The U.S. Citizenship Act of 2021

Executive Summary

  • The Biden Administration’s immigration reform proposal, the U.S. Citizenship Act of 2021, has been introduced in both the House and the Senate.
  • This proposal would provide a path to citizenship for illegal immigrants, implement a new strategy for physical security at the southern border, and introduce very modest changes to the visa system.
  • The United States’ immigration system faces two challenges, the large number of illegal immigrants and an impending demographic shift in the native-born population, and while this proposal addresses the first challenge, it is essentially silent on the latter.

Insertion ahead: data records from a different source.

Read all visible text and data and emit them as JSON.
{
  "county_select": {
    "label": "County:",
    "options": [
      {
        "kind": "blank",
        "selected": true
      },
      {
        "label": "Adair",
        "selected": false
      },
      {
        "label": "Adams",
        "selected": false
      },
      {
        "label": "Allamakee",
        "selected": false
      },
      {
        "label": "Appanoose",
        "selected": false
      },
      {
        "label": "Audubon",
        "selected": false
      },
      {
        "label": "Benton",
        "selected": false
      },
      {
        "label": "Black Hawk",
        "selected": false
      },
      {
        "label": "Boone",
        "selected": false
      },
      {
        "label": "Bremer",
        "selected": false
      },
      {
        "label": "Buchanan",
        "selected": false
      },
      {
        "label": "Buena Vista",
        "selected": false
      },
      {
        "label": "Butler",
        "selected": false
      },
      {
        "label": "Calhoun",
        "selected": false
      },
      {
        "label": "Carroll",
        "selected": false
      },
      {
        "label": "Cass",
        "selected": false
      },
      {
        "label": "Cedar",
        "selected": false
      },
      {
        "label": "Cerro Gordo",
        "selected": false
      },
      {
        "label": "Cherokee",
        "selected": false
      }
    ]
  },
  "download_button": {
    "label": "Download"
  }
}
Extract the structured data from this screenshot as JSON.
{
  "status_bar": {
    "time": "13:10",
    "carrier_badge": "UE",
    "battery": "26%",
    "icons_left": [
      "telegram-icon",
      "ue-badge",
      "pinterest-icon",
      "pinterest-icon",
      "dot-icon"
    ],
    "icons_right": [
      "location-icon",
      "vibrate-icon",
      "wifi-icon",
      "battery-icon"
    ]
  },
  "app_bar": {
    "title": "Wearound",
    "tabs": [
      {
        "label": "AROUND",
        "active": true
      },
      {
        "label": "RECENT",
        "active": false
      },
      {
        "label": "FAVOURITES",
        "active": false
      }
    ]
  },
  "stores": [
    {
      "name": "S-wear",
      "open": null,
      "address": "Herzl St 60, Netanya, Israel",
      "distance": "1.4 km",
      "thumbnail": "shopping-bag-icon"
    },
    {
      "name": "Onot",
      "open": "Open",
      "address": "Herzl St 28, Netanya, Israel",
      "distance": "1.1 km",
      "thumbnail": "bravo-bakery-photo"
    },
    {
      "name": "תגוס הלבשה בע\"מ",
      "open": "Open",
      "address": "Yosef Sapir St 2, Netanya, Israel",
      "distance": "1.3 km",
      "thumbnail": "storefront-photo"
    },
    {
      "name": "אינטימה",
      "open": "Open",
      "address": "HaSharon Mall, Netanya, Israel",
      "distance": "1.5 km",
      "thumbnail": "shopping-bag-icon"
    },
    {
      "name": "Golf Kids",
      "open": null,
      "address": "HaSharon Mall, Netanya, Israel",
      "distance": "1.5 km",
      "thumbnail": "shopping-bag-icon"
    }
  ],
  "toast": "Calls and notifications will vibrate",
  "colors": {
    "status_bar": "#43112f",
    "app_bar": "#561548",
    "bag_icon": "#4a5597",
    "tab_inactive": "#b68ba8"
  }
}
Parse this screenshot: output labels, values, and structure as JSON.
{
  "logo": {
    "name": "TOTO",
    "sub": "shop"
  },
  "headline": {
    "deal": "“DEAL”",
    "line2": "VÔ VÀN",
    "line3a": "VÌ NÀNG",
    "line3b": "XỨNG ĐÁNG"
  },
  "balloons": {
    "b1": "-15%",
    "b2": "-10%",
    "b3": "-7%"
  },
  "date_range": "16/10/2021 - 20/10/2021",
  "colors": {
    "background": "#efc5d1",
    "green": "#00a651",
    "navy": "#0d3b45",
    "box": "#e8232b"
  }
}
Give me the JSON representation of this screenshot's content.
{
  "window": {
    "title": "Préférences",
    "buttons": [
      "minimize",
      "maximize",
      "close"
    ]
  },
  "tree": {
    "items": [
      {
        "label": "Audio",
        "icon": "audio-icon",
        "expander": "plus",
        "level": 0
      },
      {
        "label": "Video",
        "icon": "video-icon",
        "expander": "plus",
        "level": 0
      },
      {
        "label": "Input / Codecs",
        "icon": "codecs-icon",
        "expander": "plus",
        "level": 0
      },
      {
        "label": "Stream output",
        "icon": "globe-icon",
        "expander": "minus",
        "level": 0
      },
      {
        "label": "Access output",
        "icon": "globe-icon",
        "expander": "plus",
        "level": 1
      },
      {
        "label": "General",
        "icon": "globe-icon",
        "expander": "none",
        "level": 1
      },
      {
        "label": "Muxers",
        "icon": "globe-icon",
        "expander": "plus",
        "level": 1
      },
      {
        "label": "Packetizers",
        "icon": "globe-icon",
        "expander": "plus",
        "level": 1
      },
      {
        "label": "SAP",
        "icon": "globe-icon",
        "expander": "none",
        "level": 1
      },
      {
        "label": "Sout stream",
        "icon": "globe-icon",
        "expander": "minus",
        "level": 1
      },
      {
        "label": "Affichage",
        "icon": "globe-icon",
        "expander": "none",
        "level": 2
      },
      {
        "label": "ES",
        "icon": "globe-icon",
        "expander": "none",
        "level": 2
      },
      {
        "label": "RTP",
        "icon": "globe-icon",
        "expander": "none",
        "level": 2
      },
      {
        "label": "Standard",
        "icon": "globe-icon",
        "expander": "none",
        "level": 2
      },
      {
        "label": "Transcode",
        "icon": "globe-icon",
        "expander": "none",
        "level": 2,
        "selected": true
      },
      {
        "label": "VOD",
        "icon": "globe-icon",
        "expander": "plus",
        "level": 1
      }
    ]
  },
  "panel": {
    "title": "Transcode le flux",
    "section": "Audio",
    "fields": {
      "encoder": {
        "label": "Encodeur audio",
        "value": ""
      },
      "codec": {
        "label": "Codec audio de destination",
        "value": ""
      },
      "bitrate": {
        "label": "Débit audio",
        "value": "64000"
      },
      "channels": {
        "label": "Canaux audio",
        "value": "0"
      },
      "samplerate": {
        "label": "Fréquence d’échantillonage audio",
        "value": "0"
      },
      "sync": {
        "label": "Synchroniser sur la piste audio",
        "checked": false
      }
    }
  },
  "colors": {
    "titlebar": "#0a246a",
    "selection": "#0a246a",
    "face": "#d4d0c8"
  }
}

The last time the United States significantly changed its method for awarding visas was in 1965, when Congress passed the Immigration and Nationality Act (INA), which established the main priority of U.S. immigration policy as family reunification. Since then, the country’s population has shifted in two keyways: (1) there has been a large influx of illegal immigrants, and (2) the native population’s birthrate has dropped, portending slower economic growth and great fiscal challenges as the population shrinks.

On February 18, 2021, Senator Bob Menendez and Representative Linda Sanchez introduced in their respective chambers President Biden’s U.S. Citizenship Act of 2021 (USCA).

The USCA features three key elements: an eight-year pathway to citizenship for most undocumented immigrants, a focus on eliminating the backlog at the southern border, and a modest reform to the legal immigration system. Regarding the two major demographic challenges facing the United States, the USCA addresses the first, illegal immigration, but is essentially silent on the second.

Legalization of Undocumented Immigrants

There are an estimated 11 million undocumented immigrants currently living in the United States. This bill would provide a pathway to citizenship for those undocumented immigrants living in the country on or before January 1, 2021. After paying back taxes from previous years and passing background checks, most undocumented immigrants would be allowed to live and work in the United States. After five years, they could obtain a green card after meeting certain requirements and demonstrating civic knowledge, and after three more years could become official citizens of the United States. Recipients of Deferred Action for Childhood Arrivals (DACA), those with Temporary Protected Status, and agriculture workers would have to ability to immediately apply for a green card and become citizens after three years.

Border Security

President Biden’s plan seeks to address the influx of asylum seekers at the southern border and will prioritize reuniting families that had been split up at the border due to the policies of the Trump Administration. The plan increases the number of immigration courts and judges so to reduce the backlog of cases left over by the Trump Administration.  It also includes a $4 billion plan to send resources and aid to Guatemala, Honduras, and El Salvador over a four-year period to improve economic conditions in those countries and prevent citizens from fleeing to the United States. The bill invests a modest amount in smart border technology and enforcement against criminal organizations. (Of note, among the executive orders issued earlier this year, one ended the practice of transferring money from the Department of Defense to fund border wall construction.)

Immigration Visas

In terms of the legal immigration system, the USCA does not contain any meaningful proposals. The bill proposes to make the process for applying for an employment-based visa less cumbersome and to remove the limit of per-country visas. Biden’s plan would make permanent the Trump Administration’s decision to make obtaining an H-1B visa waged-based—a change that the Biden Administration initially delayed until December 31, 2021. It will replace the lottery system in place now. Biden’s bill would increase the diversity visa cap from 55,000 to 80,000. Though these changes are a starting point, the legal immigration system needs a total overhaul. The American Action Forum has proposed a total reform to the core visa granting system that would make it skills-based instead of the current focus on family unification.


The USCA is an ambitious attempt at legalization of undocumented immigrants. By reinforcing the existing emphasis on family unification, however, it lacks comparable ambition in reforming the granting of visas to reward skills and therefore misses an opportunity to contribute substantially to economic growth.